YOUR GOAL>
The whole listing is to be reproduced exactly as given.

DATA PROVIDED>
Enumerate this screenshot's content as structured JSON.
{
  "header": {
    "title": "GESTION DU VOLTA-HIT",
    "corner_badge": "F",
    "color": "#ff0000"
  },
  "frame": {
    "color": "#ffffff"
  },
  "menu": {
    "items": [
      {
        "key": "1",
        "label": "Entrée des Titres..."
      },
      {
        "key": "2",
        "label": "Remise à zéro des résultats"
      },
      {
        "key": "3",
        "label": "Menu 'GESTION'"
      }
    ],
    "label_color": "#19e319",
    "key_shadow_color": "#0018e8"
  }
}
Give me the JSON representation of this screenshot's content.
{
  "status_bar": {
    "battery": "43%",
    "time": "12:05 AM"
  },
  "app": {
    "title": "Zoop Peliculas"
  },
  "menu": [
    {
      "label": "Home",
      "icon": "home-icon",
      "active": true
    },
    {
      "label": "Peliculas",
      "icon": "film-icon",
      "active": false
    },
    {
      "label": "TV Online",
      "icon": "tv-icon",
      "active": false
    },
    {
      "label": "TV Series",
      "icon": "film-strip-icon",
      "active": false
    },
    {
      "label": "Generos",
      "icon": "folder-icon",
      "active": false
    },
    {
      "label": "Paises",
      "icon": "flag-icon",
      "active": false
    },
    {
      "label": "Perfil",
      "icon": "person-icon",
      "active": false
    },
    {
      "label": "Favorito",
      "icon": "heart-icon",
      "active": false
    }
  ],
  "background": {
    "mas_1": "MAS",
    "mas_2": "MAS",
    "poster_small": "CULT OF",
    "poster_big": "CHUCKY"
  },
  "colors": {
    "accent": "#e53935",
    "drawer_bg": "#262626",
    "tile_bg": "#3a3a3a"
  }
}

RESPONSE TO THIS EXERCISE>
Enumerate this screenshot's content as structured JSON.
{
  "header": {
    "title": "GESTION DU VOLTA-HIT",
    "corner_badge": "F",
    "color": "#ff0000"
  },
  "frame": {
    "color": "#ffffff"
  },
  "menu": {
    "items": [
      {
        "key": "1",
        "label": "Entrée des Titres..."
      },
      {
        "key": "2",
        "label": "Remise à zéro des résultats"
      },
      {
        "key": "3",
        "label": "Menu 'GESTION'"
      }
    ],
    "label_color": "#19e319",
    "key_shadow_color": "#0018e8"
  }
}
Give me the JSON representation of this screenshot's content.
{
  "status_bar": {
    "battery": "43%",
    "time": "12:05 AM"
  },
  "app": {
    "title": "Zoop Peliculas"
  },
  "menu": [
    {
      "label": "Home",
      "icon": "home-icon",
      "active": true
    },
    {
      "label": "Peliculas",
      "icon": "film-icon",
      "active": false
    },
    {
      "label": "TV Online",
      "icon": "tv-icon",
      "active": false
    },
    {
      "label": "TV Series",
      "icon": "film-strip-icon",
      "active": false
    },
    {
      "label": "Generos",
      "icon": "folder-icon",
      "active": false
    },
    {
      "label": "Paises",
      "icon": "flag-icon",
      "active": false
    },
    {
      "label": "Perfil",
      "icon": "person-icon",
      "active": false
    },
    {
      "label": "Favorito",
      "icon": "heart-icon",
      "active": false
    }
  ],
  "background": {
    "mas_1": "MAS",
    "mas_2": "MAS",
    "poster_small": "CULT OF",
    "poster_big": "CHUCKY"
  },
  "colors": {
    "accent": "#e53935",
    "drawer_bg": "#262626",
    "tile_bg": "#3a3a3a"
  }
}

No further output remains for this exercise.